HONORING PLANT BREEDER
In his 55-year career at Cornell University, eminent vegetable breeder and educator Dr. Henry M. Munger has introduced more than fifty varieties of cucumbers alone. Of them all, he points to his work on Marketmore 76 as his single most satisfying achievement. “It had improved color and powdery mildew resistance...it saved a lot of fungicide use,” he notes. We have sold more than 22,000 packets (500 pounds) since offering #1312 Marketmore 76 on our original list in 1979.
Munger’s cucumber work encompasses whole lines of Tablegreens, Marketmores, Spacemasters and Poinsetts. The first fusarium wilt-resistant muskmelon, Iroquois, came out of his doctoral research at Cornell in 1941. He also introduced Delicious 51 muskmelon. Both melons are still widely available today. His work on mildness in storage onions led to the joint release of hybrid Sweet Sandwich.
He has specialized in the production of cultivars, inbreds and breeding lines carrying high levels of tolerance or resistance to diseases. Virtually all U.S. slicing cucumbers carry disease resistance and improved color developed in Munger’s breeding program. Disease resistance in summer squash originated from interspecific hybrids made at Cornell.

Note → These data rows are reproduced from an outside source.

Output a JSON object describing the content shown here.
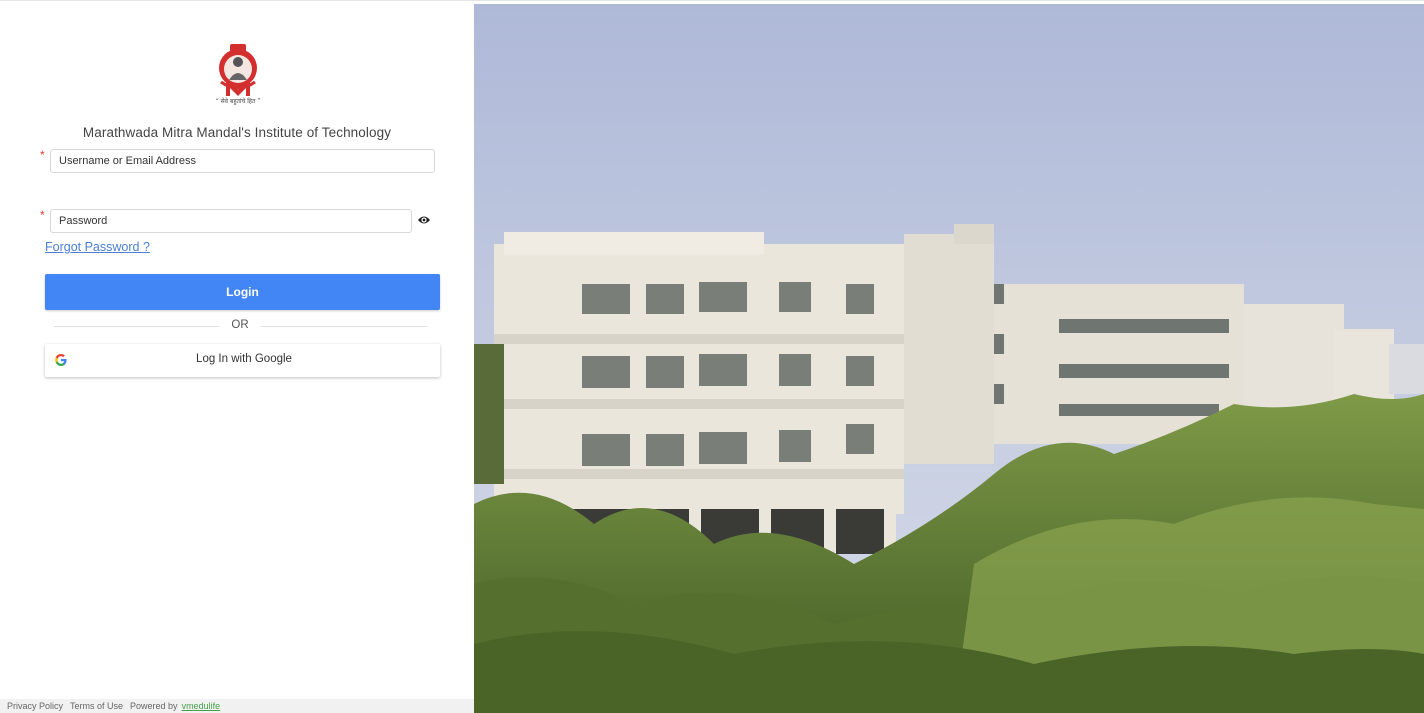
{
  "logo": {
    "icon": "mmm-seal-icon",
    "caption": "“ सेवे बहुतांचे हित ”",
    "letter": "M"
  },
  "institute_name": "Marathwada Mitra Mandal's Institute of Technology",
  "login_form": {
    "username_placeholder": "Username or Email Address",
    "password_placeholder": "Password",
    "required_marker": "*",
    "show_password_icon": "eye-icon",
    "forgot_password": "Forgot Password ?",
    "login_button": "Login",
    "divider": "OR",
    "google_button": "Log In with Google",
    "google_icon": "google-icon"
  },
  "footer": {
    "privacy": "Privacy Policy",
    "terms": "Terms of Use",
    "powered_by": "Powered by",
    "brand": "vmedulife"
  },
  "colors": {
    "primary": "#4285f4",
    "link": "#4a7fd4",
    "required": "#e53935",
    "logo_red": "#d32f2f",
    "brand_green": "#46a14a"
  },
  "hero_image": {
    "subject": "campus-building-photo"
  }
}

Probably half of all commercial carrots sold in the U.S. and Europe are hybrids of a chance discovery Dr. Munger made in Orleans, MA in 1953. While picking blueberries, he noticed a wild carrot plant with pink-petaled flowers instead of white. It turned out to be a rare male-sterile that became the mother of hybrid carrot seed production. Through carrot hybridization, plant breeders have increased carotene content and improved taste, uniformity and appearance.